RME treatment almost normalized sleep architecture and improved sleep respiratory disturbances; however, sleep microstructure and respiratory parameters did not completely recover. The persistence of increased CAP rate in slow-wave sleep associated with an increase of A1 index might reflect a partial failure of orthodontic treatment. On the other hand, the rebound of A1 subtypes might be an indirect sign of an attempt to normalize sleep that has been disturbed by the respiratory events.
[Show abstract][Hide abstract] ABSTRACT: Lactulose to mannitol ratio (L/M) in urine is used as a non invasive assay to measure intestinal permeability. We describe here a rapid, specific and sensitive LC-MS/MS method for the measurement of these compounds in urine of children affected by abdominal recurrent pain (ARP).
The study has been performed on 50 children from the Pediatric Unit. The chromatographic separation was accomplished by using an NH(2)-column, the detection with a Q-Trap 2000 system.
Multiple calibration curve exhibited consistent linearity and reproducibility. Linear responses were observed in the concentration range 0-400 microg/mL for both mannitol and lactulose. Limits of detection were 12.5 mg/L for lactulose and 1.25 mg/L for mannitol with a signal-to-noise ratio of 10.
The comparison of L/M values of healthy children with those found in children affected by idiopathic ARP demonstrates that in the latter subjects an alteration of intestinal permeability occurs. The method can represent a useful tool to monitor the intestinal functionality in children with ARP conditions and help for an accurate patient discrimination for diet restrictions.
No preview · Article · Aug 2008 · Clinical biochemistry
[Show abstract][Hide abstract] ABSTRACT: We describe an obese child with severe obstructive sleep apnea syndrome in whom nocturnal frontal lobe seizures developed within a week after therapy was started with continuous positive airway pressure. The video polysomnographic study after the onset of nocturnal episodes showed 3 seizures: 2 starting from slow-wave sleep when he was sleeping with continuous positive airway pressure, and 1 from stage 2 non-rapid eye movement sleep when he was sleeping without continuous positive airway pressure. Cyclic alternating pattern analysis during the video polysomnography recorded after the onset of nocturnal seizures disclosed a high cyclic alternating pattern rate during slow-wave sleep, and the recording obtained after antiepileptic therapy began showed a low cyclic pattern analysis rate. In this child, we describe the non-rapid eye movement sleep instability induced by continuous positive airway pressure therapy might have had a role in triggering the nocturnal seizures.

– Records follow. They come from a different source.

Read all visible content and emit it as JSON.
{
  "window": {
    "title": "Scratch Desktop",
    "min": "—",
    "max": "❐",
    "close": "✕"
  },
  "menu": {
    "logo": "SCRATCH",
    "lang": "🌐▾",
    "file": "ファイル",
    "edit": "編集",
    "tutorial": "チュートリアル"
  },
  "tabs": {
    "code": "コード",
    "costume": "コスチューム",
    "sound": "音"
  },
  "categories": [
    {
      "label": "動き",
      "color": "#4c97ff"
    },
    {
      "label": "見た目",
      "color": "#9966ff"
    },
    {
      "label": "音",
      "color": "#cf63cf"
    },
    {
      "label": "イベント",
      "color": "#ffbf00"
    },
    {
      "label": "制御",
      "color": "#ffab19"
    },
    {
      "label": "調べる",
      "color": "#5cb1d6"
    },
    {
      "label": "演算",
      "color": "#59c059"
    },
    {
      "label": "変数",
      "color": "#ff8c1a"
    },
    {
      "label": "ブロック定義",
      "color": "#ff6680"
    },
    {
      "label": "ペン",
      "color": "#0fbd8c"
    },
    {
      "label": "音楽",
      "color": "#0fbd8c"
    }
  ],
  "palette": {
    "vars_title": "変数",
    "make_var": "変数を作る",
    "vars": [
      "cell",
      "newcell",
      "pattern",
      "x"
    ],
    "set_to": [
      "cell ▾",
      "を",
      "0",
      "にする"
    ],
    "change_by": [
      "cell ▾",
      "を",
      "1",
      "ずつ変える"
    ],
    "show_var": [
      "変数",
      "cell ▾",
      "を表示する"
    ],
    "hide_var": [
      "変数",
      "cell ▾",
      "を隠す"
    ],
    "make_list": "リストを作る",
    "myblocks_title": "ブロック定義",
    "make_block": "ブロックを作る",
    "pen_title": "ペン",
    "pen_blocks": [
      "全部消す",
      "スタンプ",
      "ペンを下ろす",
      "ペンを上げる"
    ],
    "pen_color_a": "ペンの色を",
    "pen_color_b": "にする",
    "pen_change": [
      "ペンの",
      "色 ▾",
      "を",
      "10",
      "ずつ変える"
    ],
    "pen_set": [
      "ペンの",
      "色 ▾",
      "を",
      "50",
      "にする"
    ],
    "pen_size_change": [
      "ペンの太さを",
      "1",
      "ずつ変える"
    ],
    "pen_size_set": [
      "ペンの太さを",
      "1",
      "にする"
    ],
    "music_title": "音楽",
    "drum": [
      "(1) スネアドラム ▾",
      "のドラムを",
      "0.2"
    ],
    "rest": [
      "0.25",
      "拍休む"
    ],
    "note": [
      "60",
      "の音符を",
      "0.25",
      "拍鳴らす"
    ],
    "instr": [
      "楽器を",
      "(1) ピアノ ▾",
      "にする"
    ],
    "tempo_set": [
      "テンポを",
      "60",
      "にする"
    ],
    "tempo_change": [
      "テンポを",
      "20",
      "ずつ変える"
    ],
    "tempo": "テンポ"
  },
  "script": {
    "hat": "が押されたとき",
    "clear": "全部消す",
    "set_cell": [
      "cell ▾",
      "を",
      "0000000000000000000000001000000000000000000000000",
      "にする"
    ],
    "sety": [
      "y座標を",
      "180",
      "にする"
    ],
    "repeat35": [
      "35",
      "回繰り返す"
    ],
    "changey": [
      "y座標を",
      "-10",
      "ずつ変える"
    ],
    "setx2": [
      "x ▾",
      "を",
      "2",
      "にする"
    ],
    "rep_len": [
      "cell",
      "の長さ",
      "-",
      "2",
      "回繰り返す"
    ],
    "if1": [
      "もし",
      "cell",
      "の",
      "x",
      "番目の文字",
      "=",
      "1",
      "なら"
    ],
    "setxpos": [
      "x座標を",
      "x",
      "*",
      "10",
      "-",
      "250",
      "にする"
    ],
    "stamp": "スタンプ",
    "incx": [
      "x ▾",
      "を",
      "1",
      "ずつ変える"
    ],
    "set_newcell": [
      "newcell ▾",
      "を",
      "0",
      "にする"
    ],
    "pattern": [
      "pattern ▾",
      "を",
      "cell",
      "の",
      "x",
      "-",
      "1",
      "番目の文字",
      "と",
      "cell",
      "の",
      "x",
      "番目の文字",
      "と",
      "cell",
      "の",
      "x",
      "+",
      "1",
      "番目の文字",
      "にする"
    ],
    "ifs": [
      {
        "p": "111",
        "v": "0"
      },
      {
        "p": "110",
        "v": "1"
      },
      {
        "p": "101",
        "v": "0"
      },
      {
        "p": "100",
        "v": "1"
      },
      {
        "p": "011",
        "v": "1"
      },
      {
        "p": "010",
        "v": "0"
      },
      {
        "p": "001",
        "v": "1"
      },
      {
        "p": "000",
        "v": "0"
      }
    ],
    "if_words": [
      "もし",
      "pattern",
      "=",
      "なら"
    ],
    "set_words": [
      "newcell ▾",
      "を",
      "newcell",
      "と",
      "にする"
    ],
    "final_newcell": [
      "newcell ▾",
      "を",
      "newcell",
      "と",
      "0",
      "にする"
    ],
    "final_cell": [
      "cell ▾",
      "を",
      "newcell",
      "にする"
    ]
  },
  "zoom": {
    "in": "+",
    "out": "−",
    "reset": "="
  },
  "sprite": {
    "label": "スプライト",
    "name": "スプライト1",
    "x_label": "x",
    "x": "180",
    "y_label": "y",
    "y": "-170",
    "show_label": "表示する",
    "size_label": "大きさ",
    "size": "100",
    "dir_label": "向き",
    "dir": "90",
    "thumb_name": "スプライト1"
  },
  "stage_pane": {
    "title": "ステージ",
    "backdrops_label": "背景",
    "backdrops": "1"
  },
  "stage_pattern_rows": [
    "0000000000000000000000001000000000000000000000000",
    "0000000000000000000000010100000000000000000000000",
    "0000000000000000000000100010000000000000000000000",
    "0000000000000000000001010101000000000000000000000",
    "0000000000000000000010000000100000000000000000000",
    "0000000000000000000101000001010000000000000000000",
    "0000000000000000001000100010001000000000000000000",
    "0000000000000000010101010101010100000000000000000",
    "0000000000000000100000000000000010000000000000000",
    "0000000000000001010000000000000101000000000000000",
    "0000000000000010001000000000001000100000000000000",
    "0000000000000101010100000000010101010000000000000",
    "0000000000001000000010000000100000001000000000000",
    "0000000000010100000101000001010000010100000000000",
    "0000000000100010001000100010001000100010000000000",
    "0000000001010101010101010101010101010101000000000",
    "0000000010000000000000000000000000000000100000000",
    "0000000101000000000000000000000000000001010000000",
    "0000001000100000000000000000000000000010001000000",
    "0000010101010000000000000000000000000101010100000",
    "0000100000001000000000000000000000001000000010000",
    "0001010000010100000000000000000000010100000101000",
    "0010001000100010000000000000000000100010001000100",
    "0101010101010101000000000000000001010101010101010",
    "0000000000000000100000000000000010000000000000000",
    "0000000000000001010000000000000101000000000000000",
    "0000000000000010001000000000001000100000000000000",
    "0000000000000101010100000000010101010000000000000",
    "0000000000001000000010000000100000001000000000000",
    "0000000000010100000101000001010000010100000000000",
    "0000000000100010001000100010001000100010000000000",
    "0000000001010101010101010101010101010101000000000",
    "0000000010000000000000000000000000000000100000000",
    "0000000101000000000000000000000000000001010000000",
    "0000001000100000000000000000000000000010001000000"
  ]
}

No preview · Article · Feb 2008 · Journal of Child Neurology